Last weekend at the Sundance Film Festival, two Bay Area-based movies played out a fresh version of that movie classic "A Star Is Born."
Going into the famed indie festival, there was much hype about "Jobs," the first of two biopics about Steve Jobs, the enigmatic Apple visionary. Expectations for the film as an insightful look at Jobs weren't particularly high, but curiosity about how Ashton Kutcher would portray him more than compensated.
By the time the weekend was over, though, the buzz had moved to a film very few even knew was opening at Sundance. By Sunday, all the talk was about "Fruitvale," better known as "the Oscar Grant movie." It walked away with the Grand Jury and Audience Award prizes for a dramatic film. The fact that "Fruitvale" had been helmed by 26-year-old director Ryan Coogler -- who was the same age as Grant when he was shot in 2009 at an Oakland BART station -- made the story all the more compelling.
With "Jobs" scheduled for theaters in April and "Fruitvale" a likely candidate for next year's Oscar season, two important chapters of Bay Area history are headed to the big screen. And the icons whose stories they tell could not be more different.
They also point to something interesting about the state of American cinema.
In the past few months, movies have taken us inside a hostage takeover at the U.S. Embassy in Iran, behind the doors of Osama bin Laden's fortressed compound, and onto the floor of Congress amid heated debate about the 13th Amendment.
The three films telling those stories are not only Oscar contenders, but box-office hits. That's the beauty and the rub -- all three movies were so masterfully made that they dominate and define our images and ideas of history. But is this a good or bad thing? There's no simple answer, but much of the answer depends on the filmmaker and the vision of the story he or she sets out to tell. It also seems that the further away the event is in history, the harder it is to nitpick the details.
There's been little controversy about "Lincoln," a film about a president who is widely loved and respected. Moreover, the movie did more than entertain; it offered timely insights into the complicated politics of the presidency by showing the ethical dilemma Lincoln faced when the South offered him a compromise to quickly end the Civil War if he were to drop his pursuit to end slavery.
"Argo," set in the late 1970s, was more of a fun thriller, but it nonetheless is a memorable reminder of how much the public is unaware of the behind-the-scenes drama unfolding in any international crisis.

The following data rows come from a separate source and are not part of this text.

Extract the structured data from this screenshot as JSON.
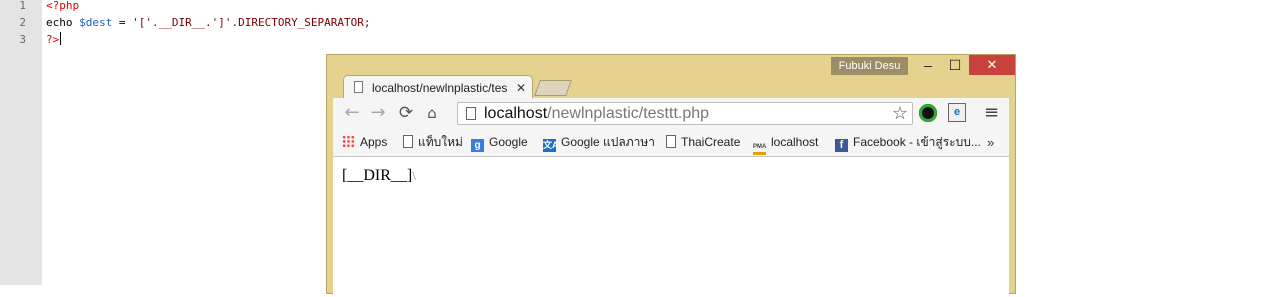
{
  "editor": {
    "line_numbers": [
      "1",
      "2",
      "3"
    ],
    "line1": "<?php",
    "line2": {
      "echo": "echo ",
      "var": "$dest",
      "assign": " = ",
      "expr": "'['.__DIR__.']'.DIRECTORY_SEPARATOR;"
    },
    "line3": "?>"
  },
  "browser": {
    "user_name": "Fubuki Desu",
    "window_buttons": {
      "minimize": "–",
      "maximize": "☐",
      "close": "✕"
    },
    "tab": {
      "title": "localhost/newlnplastic/tes",
      "close": "✕"
    },
    "nav_icons": {
      "back": "←",
      "forward": "→",
      "reload": "⟳",
      "home": "⌂"
    },
    "address": {
      "host": "localhost",
      "path": "/newlnplastic/testtt.php"
    },
    "star": "☆",
    "menu": "≡",
    "bookmarks": [
      {
        "label": "Apps",
        "icon": "apps-icon"
      },
      {
        "label": "แท็บใหม่",
        "icon": "page-icon"
      },
      {
        "label": "Google",
        "icon": "google-icon",
        "glyph": "g"
      },
      {
        "label": "Google แปลภาษา",
        "icon": "translate-icon",
        "glyph": "文A"
      },
      {
        "label": "ThaiCreate",
        "icon": "page-icon"
      },
      {
        "label": "localhost",
        "icon": "phpmyadmin-icon",
        "glyph": "PMA"
      },
      {
        "label": "Facebook - เข้าสู่ระบบ...",
        "icon": "facebook-icon",
        "glyph": "f"
      }
    ],
    "more_bookmarks": "»",
    "page_output": {
      "text": "[__DIR__]",
      "separator": "\\"
    }
  }
}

In contrast, "Zero Dark Thirty" treads heavily on topical, contentious ground. Particularly disturbing was the question it raised about the role torture played in capturing bin Laden. I hesitated to see it, because I have a hard time sitting through violence, especially reality-based violence packaged as entertainment. In the end, I did go, in part because I was curious to see what happened when those black helicopters descended on bin Laden's compound.
But is that how the assault really went down? How much of a role did torture play? As a movie that's set in the present, it has the power to shape the way we view the world, even if it's unconsciously. So, yes, the truth matters a lot.

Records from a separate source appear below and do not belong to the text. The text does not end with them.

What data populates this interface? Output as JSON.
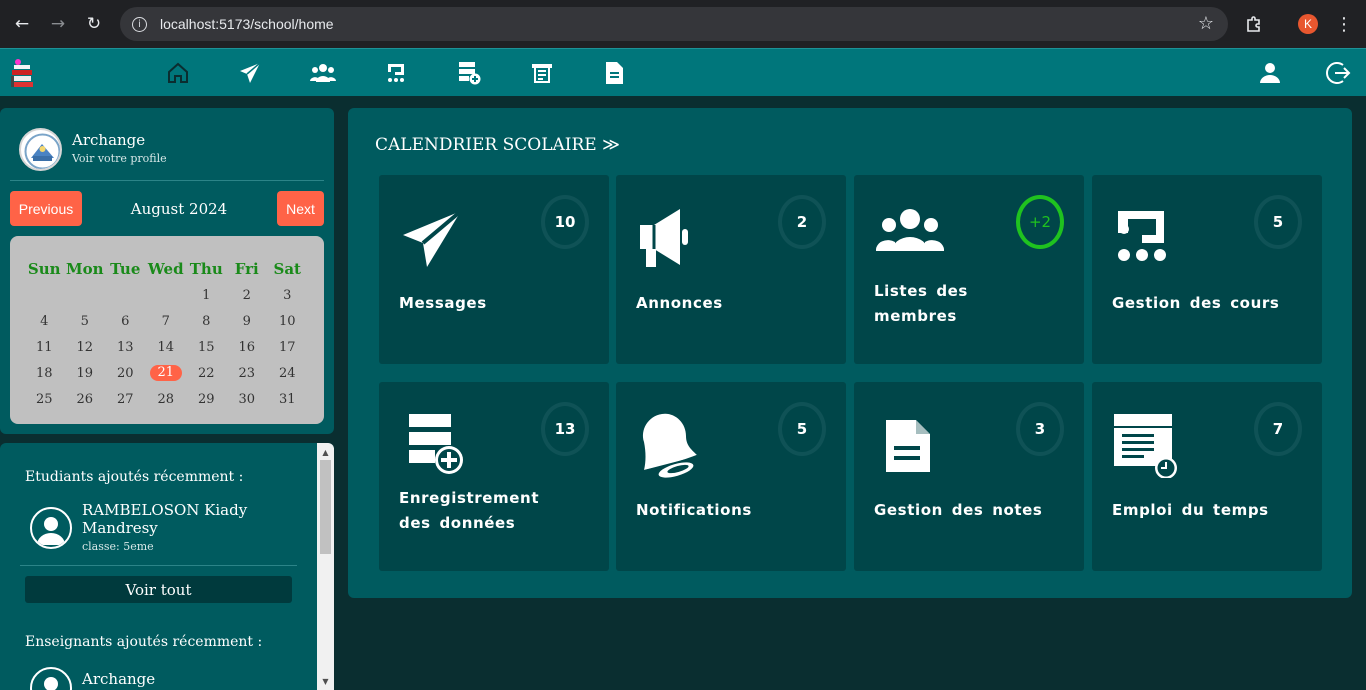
{
  "browser": {
    "url": "localhost:5173/school/home",
    "profile_initial": "K"
  },
  "nav": {
    "icons": [
      "home-icon",
      "send-icon",
      "users-icon",
      "course-icon",
      "data-add-icon",
      "timetable-icon",
      "document-icon",
      "user-icon",
      "logout-icon"
    ]
  },
  "profile": {
    "name": "Archange",
    "subtitle": "Voir votre profile"
  },
  "calendar": {
    "prev_label": "Previous",
    "next_label": "Next",
    "month_label": "August 2024",
    "weekdays": [
      "Sun",
      "Mon",
      "Tue",
      "Wed",
      "Thu",
      "Fri",
      "Sat"
    ],
    "weeks": [
      [
        "",
        "",
        "",
        "",
        "1",
        "2",
        "3"
      ],
      [
        "4",
        "5",
        "6",
        "7",
        "8",
        "9",
        "10"
      ],
      [
        "11",
        "12",
        "13",
        "14",
        "15",
        "16",
        "17"
      ],
      [
        "18",
        "19",
        "20",
        "21",
        "22",
        "23",
        "24"
      ],
      [
        "25",
        "26",
        "27",
        "28",
        "29",
        "30",
        "31"
      ]
    ],
    "today": "21",
    "accent": "#ff6347"
  },
  "recent": {
    "students_title": "Etudiants ajoutés récemment :",
    "student_name": "RAMBELOSON Kiady Mandresy",
    "student_class": "classe: 5eme",
    "see_all": "Voir tout",
    "teachers_title": "Enseignants ajoutés récemment :",
    "teacher_name": "Archange"
  },
  "main": {
    "title": "CALENDRIER SCOLAIRE ≫",
    "cards": [
      {
        "label": "Messages",
        "count": "10",
        "icon": "paper-plane-icon"
      },
      {
        "label": "Annonces",
        "count": "2",
        "icon": "megaphone-icon"
      },
      {
        "label": "Listes des membres",
        "count": "+2",
        "icon": "users-icon"
      },
      {
        "label": "Gestion des cours",
        "count": "5",
        "icon": "course-icon"
      },
      {
        "label": "Enregistrement des données",
        "count": "13",
        "icon": "data-add-icon"
      },
      {
        "label": "Notifications",
        "count": "5",
        "icon": "bell-icon"
      },
      {
        "label": "Gestion des notes",
        "count": "3",
        "icon": "document-icon"
      },
      {
        "label": "Emploi du temps",
        "count": "7",
        "icon": "timetable-icon"
      }
    ]
  }
}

That brings me back to "Jobs" and "Fruitvale." Yes, both movies focus on the men, but they also tell two narratives that define two very different worlds very close to home -- the upbeat story of the man who embodied Silicon Valley's entrepreneurial spirit, and the tragic tale of racial stereotyping and friction between young black men and police in Oakland. How will these stories look to those of us who live here and watched them unfold?
Only those lucky enough to attend Sundance have seen either, but here's the general consensus of the reviews and news stories so far:
Those expecting insights into accurate storytelling about early life in Silicon Valley likely will be disappointed by "Jobs," if Steve Wozniak's "What? No way!" reaction to a scene he saw on a trailer is any indication. To be fair, some speculate that he's not exactly an unbiased observer; he's a consultant to the other Jobs biopic, with the script written by Aaron Sorkin. (That film has not yet been made.)
Kutcher, whose casting alone created low expectations, did a decent job as "Jobs," critics said, generally capturing the computer genius' mannerisms, volatility and charisma, if not his essence and spark.
In contrast, as famous as his name is now, very few know anything about the man who was Grant, and that's the point of "Fruitvale." Coogler grew up in Oakland, and as he's told interviewers, "Oscar Grant could have been me." The movie focuses not on the "who's right, who's wrong" of his New Year's Eve shooting in 2009, but creates a context for us to better understand a young man who lived in a world very different from Silicon Valley.
Most viewers of historically inspired films -- whether that history is 200 years old or still in the headlines -- know that even if the filmmaker is an artist and an entertainer, creative license often is a necessary evil for the sake of good storytelling. Any movie based on a real story must be taken with a grain of salt.
When "Fruitvale," "Jobs," and, eventually, the second Jobs movie come to the Bay Area, you can be sure there will be much interest, as well as much dissecting of the details. But if the filmmakers have done their jobs and captured the essential truth, we'll come away with a greater understanding of what it's like to live here now.
Lisa Wrenn is the Features Editor for the San Jose Mercury News, Contra Costa Times and Oakland Tribune. Follow her at Twitter.com/lwrenn.